What you have to do
Make an exact copy of the records, with the pictures left out.

Provided data

++++++++++++++++++++

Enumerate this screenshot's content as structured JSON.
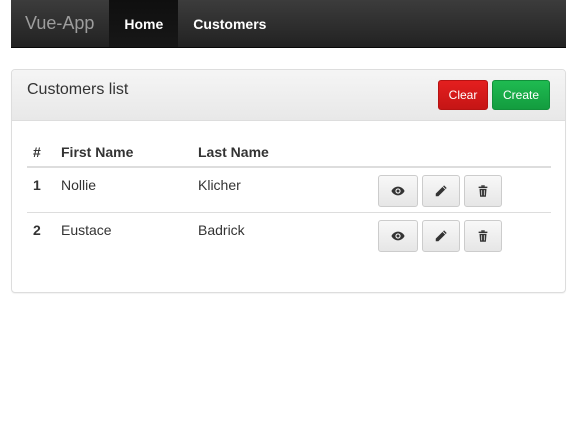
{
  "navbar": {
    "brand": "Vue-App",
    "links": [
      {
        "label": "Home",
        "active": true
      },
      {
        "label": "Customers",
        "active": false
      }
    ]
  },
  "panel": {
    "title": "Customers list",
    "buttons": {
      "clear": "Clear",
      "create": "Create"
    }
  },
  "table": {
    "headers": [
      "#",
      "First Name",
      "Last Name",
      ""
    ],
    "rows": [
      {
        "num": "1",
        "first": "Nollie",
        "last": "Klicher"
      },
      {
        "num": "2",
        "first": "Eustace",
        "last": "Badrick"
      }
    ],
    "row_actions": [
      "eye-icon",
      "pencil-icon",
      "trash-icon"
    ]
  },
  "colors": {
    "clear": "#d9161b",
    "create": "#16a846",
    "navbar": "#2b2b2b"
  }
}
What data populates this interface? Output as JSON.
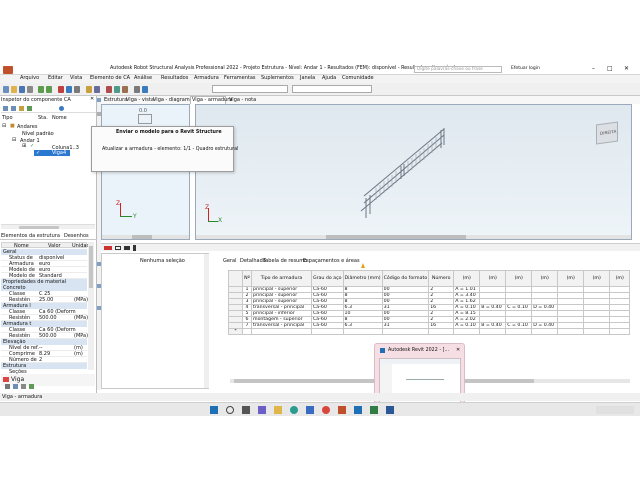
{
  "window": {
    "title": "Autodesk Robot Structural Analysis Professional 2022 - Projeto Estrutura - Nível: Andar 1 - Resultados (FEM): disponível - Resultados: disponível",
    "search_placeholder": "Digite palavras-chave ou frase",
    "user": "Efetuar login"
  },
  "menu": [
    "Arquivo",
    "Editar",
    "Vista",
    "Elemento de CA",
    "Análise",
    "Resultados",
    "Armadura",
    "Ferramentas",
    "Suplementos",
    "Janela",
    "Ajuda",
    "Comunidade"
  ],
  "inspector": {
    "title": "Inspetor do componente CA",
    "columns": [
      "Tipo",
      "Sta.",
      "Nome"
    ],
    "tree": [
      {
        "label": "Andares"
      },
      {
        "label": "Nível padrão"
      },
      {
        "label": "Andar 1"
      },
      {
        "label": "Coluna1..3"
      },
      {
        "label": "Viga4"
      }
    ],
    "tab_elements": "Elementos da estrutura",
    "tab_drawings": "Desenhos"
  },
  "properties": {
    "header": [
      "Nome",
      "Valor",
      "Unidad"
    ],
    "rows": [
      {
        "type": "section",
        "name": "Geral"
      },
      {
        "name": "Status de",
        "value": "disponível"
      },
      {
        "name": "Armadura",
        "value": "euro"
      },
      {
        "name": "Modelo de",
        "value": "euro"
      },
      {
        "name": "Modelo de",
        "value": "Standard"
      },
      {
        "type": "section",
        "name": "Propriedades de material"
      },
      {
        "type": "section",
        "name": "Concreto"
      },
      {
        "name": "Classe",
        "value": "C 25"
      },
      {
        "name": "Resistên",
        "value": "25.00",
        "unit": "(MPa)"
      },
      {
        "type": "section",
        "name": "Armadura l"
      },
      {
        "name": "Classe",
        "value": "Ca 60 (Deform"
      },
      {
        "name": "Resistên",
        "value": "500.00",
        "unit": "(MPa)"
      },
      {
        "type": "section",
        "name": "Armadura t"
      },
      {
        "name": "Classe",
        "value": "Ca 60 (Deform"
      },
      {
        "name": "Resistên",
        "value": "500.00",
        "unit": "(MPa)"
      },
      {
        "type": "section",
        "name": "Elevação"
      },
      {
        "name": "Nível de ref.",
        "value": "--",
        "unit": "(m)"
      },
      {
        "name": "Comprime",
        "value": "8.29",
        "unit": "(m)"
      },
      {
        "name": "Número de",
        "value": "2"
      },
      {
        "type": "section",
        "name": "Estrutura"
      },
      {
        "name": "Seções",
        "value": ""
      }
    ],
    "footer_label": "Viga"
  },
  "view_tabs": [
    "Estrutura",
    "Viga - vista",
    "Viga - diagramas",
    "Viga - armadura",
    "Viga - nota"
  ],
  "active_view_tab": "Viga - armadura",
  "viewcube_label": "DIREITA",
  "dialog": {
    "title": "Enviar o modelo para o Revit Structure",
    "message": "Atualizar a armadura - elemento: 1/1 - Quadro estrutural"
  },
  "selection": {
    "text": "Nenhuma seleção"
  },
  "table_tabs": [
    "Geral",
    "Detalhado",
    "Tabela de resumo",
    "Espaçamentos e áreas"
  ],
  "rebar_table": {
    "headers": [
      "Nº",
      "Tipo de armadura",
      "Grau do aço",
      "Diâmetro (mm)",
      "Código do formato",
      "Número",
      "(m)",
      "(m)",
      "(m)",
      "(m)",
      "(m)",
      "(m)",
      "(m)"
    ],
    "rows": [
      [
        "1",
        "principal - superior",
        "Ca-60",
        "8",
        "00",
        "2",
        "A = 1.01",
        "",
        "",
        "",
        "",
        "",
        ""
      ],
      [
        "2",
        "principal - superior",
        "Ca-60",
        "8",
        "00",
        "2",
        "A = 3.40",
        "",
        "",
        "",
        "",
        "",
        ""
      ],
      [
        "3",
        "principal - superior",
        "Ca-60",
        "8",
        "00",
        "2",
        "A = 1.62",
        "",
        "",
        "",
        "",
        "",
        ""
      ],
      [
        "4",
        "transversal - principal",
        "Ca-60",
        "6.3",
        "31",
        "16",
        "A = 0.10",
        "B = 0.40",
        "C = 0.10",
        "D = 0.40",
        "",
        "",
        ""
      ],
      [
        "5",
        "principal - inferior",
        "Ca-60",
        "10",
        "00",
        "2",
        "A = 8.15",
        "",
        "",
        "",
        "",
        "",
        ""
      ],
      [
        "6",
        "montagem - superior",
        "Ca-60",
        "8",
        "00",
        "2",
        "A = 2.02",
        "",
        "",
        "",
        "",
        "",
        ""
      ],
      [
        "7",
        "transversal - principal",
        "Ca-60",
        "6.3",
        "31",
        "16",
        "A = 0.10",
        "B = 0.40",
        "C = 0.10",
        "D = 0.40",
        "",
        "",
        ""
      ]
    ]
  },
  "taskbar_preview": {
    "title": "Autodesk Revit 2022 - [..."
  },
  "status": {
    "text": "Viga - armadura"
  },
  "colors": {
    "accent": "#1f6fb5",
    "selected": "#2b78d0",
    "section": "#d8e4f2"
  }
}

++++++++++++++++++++

Answer for the task
Enumerate this screenshot's content as structured JSON.
{
  "navbar": {
    "brand": "Vue-App",
    "links": [
      {
        "label": "Home",
        "active": true
      },
      {
        "label": "Customers",
        "active": false
      }
    ]
  },
  "panel": {
    "title": "Customers list",
    "buttons": {
      "clear": "Clear",
      "create": "Create"
    }
  },
  "table": {
    "headers": [
      "#",
      "First Name",
      "Last Name",
      ""
    ],
    "rows": [
      {
        "num": "1",
        "first": "Nollie",
        "last": "Klicher"
      },
      {
        "num": "2",
        "first": "Eustace",
        "last": "Badrick"
      }
    ],
    "row_actions": [
      "eye-icon",
      "pencil-icon",
      "trash-icon"
    ]
  },
  "colors": {
    "clear": "#d9161b",
    "create": "#16a846",
    "navbar": "#2b2b2b"
  }
}
What data populates this interface? Output as JSON.
{
  "window": {
    "title": "Autodesk Robot Structural Analysis Professional 2022 - Projeto Estrutura - Nível: Andar 1 - Resultados (FEM): disponível - Resultados: disponível",
    "search_placeholder": "Digite palavras-chave ou frase",
    "user": "Efetuar login"
  },
  "menu": [
    "Arquivo",
    "Editar",
    "Vista",
    "Elemento de CA",
    "Análise",
    "Resultados",
    "Armadura",
    "Ferramentas",
    "Suplementos",
    "Janela",
    "Ajuda",
    "Comunidade"
  ],
  "inspector": {
    "title": "Inspetor do componente CA",
    "columns": [
      "Tipo",
      "Sta.",
      "Nome"
    ],
    "tree": [
      {
        "label": "Andares"
      },
      {
        "label": "Nível padrão"
      },
      {
        "label": "Andar 1"
      },
      {
        "label": "Coluna1..3"
      },
      {
        "label": "Viga4"
      }
    ],
    "tab_elements": "Elementos da estrutura",
    "tab_drawings": "Desenhos"
  },
  "properties": {
    "header": [
      "Nome",
      "Valor",
      "Unidad"
    ],
    "rows": [
      {
        "type": "section",
        "name": "Geral"
      },
      {
        "name": "Status de",
        "value": "disponível"
      },
      {
        "name": "Armadura",
        "value": "euro"
      },
      {
        "name": "Modelo de",
        "value": "euro"
      },
      {
        "name": "Modelo de",
        "value": "Standard"
      },
      {
        "type": "section",
        "name": "Propriedades de material"
      },
      {
        "type": "section",
        "name": "Concreto"
      },
      {
        "name": "Classe",
        "value": "C 25"
      },
      {
        "name": "Resistên",
        "value": "25.00",
        "unit": "(MPa)"
      },
      {
        "type": "section",
        "name": "Armadura l"
      },
      {
        "name": "Classe",
        "value": "Ca 60 (Deform"
      },
      {
        "name": "Resistên",
        "value": "500.00",
        "unit": "(MPa)"
      },
      {
        "type": "section",
        "name": "Armadura t"
      },
      {
        "name": "Classe",
        "value": "Ca 60 (Deform"
      },
      {
        "name": "Resistên",
        "value": "500.00",
        "unit": "(MPa)"
      },
      {
        "type": "section",
        "name": "Elevação"
      },
      {
        "name": "Nível de ref.",
        "value": "--",
        "unit": "(m)"
      },
      {
        "name": "Comprime",
        "value": "8.29",
        "unit": "(m)"
      },
      {
        "name": "Número de",
        "value": "2"
      },
      {
        "type": "section",
        "name": "Estrutura"
      },
      {
        "name": "Seções",
        "value": ""
      }
    ],
    "footer_label": "Viga"
  },
  "view_tabs": [
    "Estrutura",
    "Viga - vista",
    "Viga - diagramas",
    "Viga - armadura",
    "Viga - nota"
  ],
  "active_view_tab": "Viga - armadura",
  "viewcube_label": "DIREITA",
  "dialog": {
    "title": "Enviar o modelo para o Revit Structure",
    "message": "Atualizar a armadura - elemento: 1/1 - Quadro estrutural"
  },
  "selection": {
    "text": "Nenhuma seleção"
  },
  "table_tabs": [
    "Geral",
    "Detalhado",
    "Tabela de resumo",
    "Espaçamentos e áreas"
  ],
  "rebar_table": {
    "headers": [
      "Nº",
      "Tipo de armadura",
      "Grau do aço",
      "Diâmetro (mm)",
      "Código do formato",
      "Número",
      "(m)",
      "(m)",
      "(m)",
      "(m)",
      "(m)",
      "(m)",
      "(m)"
    ],
    "rows": [
      [
        "1",
        "principal - superior",
        "Ca-60",
        "8",
        "00",
        "2",
        "A = 1.01",
        "",
        "",
        "",
        "",
        "",
        ""
      ],
      [
        "2",
        "principal - superior",
        "Ca-60",
        "8",
        "00",
        "2",
        "A = 3.40",
        "",
        "",
        "",
        "",
        "",
        ""
      ],
      [
        "3",
        "principal - superior",
        "Ca-60",
        "8",
        "00",
        "2",
        "A = 1.62",
        "",
        "",
        "",
        "",
        "",
        ""
      ],
      [
        "4",
        "transversal - principal",
        "Ca-60",
        "6.3",
        "31",
        "16",
        "A = 0.10",
        "B = 0.40",
        "C = 0.10",
        "D = 0.40",
        "",
        "",
        ""
      ],
      [
        "5",
        "principal - inferior",
        "Ca-60",
        "10",
        "00",
        "2",
        "A = 8.15",
        "",
        "",
        "",
        "",
        "",
        ""
      ],
      [
        "6",
        "montagem - superior",
        "Ca-60",
        "8",
        "00",
        "2",
        "A = 2.02",
        "",
        "",
        "",
        "",
        "",
        ""
      ],
      [
        "7",
        "transversal - principal",
        "Ca-60",
        "6.3",
        "31",
        "16",
        "A = 0.10",
        "B = 0.40",
        "C = 0.10",
        "D = 0.40",
        "",
        "",
        ""
      ]
    ]
  },
  "taskbar_preview": {
    "title": "Autodesk Revit 2022 - [..."
  },
  "status": {
    "text": "Viga - armadura"
  },
  "colors": {
    "accent": "#1f6fb5",
    "selected": "#2b78d0",
    "section": "#d8e4f2"
  }
}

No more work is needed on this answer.